Assigned task -
Exactly as given, repeat all of the entries.

[Data records for software interfaces]
────

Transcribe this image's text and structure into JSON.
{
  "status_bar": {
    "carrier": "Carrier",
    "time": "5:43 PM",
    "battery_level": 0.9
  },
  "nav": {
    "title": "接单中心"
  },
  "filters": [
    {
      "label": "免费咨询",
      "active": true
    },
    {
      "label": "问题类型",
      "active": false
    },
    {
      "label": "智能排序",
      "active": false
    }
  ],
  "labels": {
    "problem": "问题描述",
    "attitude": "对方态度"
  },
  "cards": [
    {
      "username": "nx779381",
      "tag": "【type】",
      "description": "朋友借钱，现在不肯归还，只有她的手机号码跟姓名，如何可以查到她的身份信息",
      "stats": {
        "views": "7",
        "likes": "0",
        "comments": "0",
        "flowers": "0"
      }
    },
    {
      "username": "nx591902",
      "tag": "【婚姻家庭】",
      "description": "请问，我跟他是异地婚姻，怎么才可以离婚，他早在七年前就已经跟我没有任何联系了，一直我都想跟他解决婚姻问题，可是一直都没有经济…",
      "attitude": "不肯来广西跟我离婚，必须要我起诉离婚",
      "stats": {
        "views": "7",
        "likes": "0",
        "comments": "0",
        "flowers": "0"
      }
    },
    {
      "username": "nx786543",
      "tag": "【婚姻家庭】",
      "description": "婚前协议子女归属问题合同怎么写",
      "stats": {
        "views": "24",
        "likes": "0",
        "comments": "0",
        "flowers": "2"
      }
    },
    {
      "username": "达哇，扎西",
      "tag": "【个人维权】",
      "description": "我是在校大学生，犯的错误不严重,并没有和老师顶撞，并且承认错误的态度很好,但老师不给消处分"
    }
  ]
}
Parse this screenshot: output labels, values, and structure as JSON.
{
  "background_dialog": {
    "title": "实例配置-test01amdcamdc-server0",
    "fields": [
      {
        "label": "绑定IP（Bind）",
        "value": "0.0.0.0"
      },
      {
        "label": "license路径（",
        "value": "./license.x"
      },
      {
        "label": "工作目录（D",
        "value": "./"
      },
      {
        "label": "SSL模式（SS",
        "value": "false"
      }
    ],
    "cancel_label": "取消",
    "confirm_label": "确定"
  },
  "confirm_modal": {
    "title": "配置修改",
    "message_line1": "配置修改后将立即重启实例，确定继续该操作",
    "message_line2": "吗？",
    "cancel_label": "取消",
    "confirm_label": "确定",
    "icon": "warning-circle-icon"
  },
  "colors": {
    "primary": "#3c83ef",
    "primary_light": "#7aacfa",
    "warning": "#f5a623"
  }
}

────

Response box -
Transcribe this image's text and structure into JSON.
{
  "status_bar": {
    "carrier": "Carrier",
    "time": "5:43 PM",
    "battery_level": 0.9
  },
  "nav": {
    "title": "接单中心"
  },
  "filters": [
    {
      "label": "免费咨询",
      "active": true
    },
    {
      "label": "问题类型",
      "active": false
    },
    {
      "label": "智能排序",
      "active": false
    }
  ],
  "labels": {
    "problem": "问题描述",
    "attitude": "对方态度"
  },
  "cards": [
    {
      "username": "nx779381",
      "tag": "【type】",
      "description": "朋友借钱，现在不肯归还，只有她的手机号码跟姓名，如何可以查到她的身份信息",
      "stats": {
        "views": "7",
        "likes": "0",
        "comments": "0",
        "flowers": "0"
      }
    },
    {
      "username": "nx591902",
      "tag": "【婚姻家庭】",
      "description": "请问，我跟他是异地婚姻，怎么才可以离婚，他早在七年前就已经跟我没有任何联系了，一直我都想跟他解决婚姻问题，可是一直都没有经济…",
      "attitude": "不肯来广西跟我离婚，必须要我起诉离婚",
      "stats": {
        "views": "7",
        "likes": "0",
        "comments": "0",
        "flowers": "0"
      }
    },
    {
      "username": "nx786543",
      "tag": "【婚姻家庭】",
      "description": "婚前协议子女归属问题合同怎么写",
      "stats": {
        "views": "24",
        "likes": "0",
        "comments": "0",
        "flowers": "2"
      }
    },
    {
      "username": "达哇，扎西",
      "tag": "【个人维权】",
      "description": "我是在校大学生，犯的错误不严重,并没有和老师顶撞，并且承认错误的态度很好,但老师不给消处分"
    }
  ]
}
Parse this screenshot: output labels, values, and structure as JSON.
{
  "background_dialog": {
    "title": "实例配置-test01amdcamdc-server0",
    "fields": [
      {
        "label": "绑定IP（Bind）",
        "value": "0.0.0.0"
      },
      {
        "label": "license路径（",
        "value": "./license.x"
      },
      {
        "label": "工作目录（D",
        "value": "./"
      },
      {
        "label": "SSL模式（SS",
        "value": "false"
      }
    ],
    "cancel_label": "取消",
    "confirm_label": "确定"
  },
  "confirm_modal": {
    "title": "配置修改",
    "message_line1": "配置修改后将立即重启实例，确定继续该操作",
    "message_line2": "吗？",
    "cancel_label": "取消",
    "confirm_label": "确定",
    "icon": "warning-circle-icon"
  },
  "colors": {
    "primary": "#3c83ef",
    "primary_light": "#7aacfa",
    "warning": "#f5a623"
  }
}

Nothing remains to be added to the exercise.